The Florida federal judge appointed to preside over the criminal prosecution of U.S. District Judge Samuel B. Kent of the Southern District of Texas issued a gag order on Sept. 5 that essentially prevents courthouse staff and anyone connected with the prosecution or defense from making substantive comments to the media or that could get back to the media. In the order, Senior U.S. District Judge Roger Vinson of the Northern District of Florida wrote that the order is necessary “to preserve a fair trial by an impartial jury by shielding jurors and potential jurors from prejudicial statements.” He took the action sua sponte only two days after Kent pleaded not guilty on Sept. 3 in Houston to two counts of abusive sexual contact and one count of attempted aggravated sexual abuse. The charges against Kent stem from a complaint filed by Cathy McBroom, Kent’s former case manager in Galveston. Vinson’s order prevents any extrajudicial statements or interviews that could interfere with a fair trial by courthouse personnel, prosecutors and their staff, employees of the U.S. Marshals Service, all law enforcement officers working on the case, McBroom, any other witnesses for either side, and Kent and his attorneys and staff. Vinson wrote that individuals can respond to questions about scheduling and can state facts about matters in the public record. The order specifically forbids divulging information about hearings held in chambers “or otherwise outside the presence of the public.” Vinson, who was assigned on Aug. 29 to hear Kent’s case, took judicial notice that the crimes with which Kent is charged have received extensive local and national publicity and he expects that to continue. “I also take judicial notice that the defendant, the alleged victim, and the prosecuting attorneys in this case have so far demonstrated a willingness to ‘try this case in the press’ and manipulate media coverage to gain favorable attention,” Vinson wrote in the order. Normally, I’d call Kent’s criminal defense attorney, Houston’s Dick DeGuerin, or prosecutor Peter Ainsworth, senior deputy chief for the U.S. Department of Justice Public Integrity Section in Washington, D.C., for comment on Vinson’s order.
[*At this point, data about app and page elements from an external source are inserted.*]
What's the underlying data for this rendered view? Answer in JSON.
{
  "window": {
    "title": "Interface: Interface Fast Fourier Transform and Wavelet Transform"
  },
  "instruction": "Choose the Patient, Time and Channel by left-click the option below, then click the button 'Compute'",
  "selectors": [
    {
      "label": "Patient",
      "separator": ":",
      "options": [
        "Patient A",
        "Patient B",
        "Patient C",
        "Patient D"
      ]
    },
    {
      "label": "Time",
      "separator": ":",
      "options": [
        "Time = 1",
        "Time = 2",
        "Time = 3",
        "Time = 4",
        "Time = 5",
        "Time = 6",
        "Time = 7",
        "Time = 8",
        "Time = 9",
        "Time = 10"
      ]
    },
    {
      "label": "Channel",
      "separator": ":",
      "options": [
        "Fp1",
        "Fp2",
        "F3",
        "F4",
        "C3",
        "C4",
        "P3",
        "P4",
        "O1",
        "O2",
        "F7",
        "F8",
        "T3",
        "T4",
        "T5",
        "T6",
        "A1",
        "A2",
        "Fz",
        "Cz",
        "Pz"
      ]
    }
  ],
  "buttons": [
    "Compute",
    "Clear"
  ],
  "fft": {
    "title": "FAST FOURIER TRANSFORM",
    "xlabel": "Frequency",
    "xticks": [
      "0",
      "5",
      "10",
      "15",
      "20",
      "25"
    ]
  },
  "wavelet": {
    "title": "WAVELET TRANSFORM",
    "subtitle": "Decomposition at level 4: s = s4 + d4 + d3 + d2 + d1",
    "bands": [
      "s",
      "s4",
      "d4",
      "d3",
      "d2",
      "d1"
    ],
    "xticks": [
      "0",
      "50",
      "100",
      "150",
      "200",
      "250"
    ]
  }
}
But I skipped that step, since they can’t talk about it.
-- Brenda Sapino Jeffreys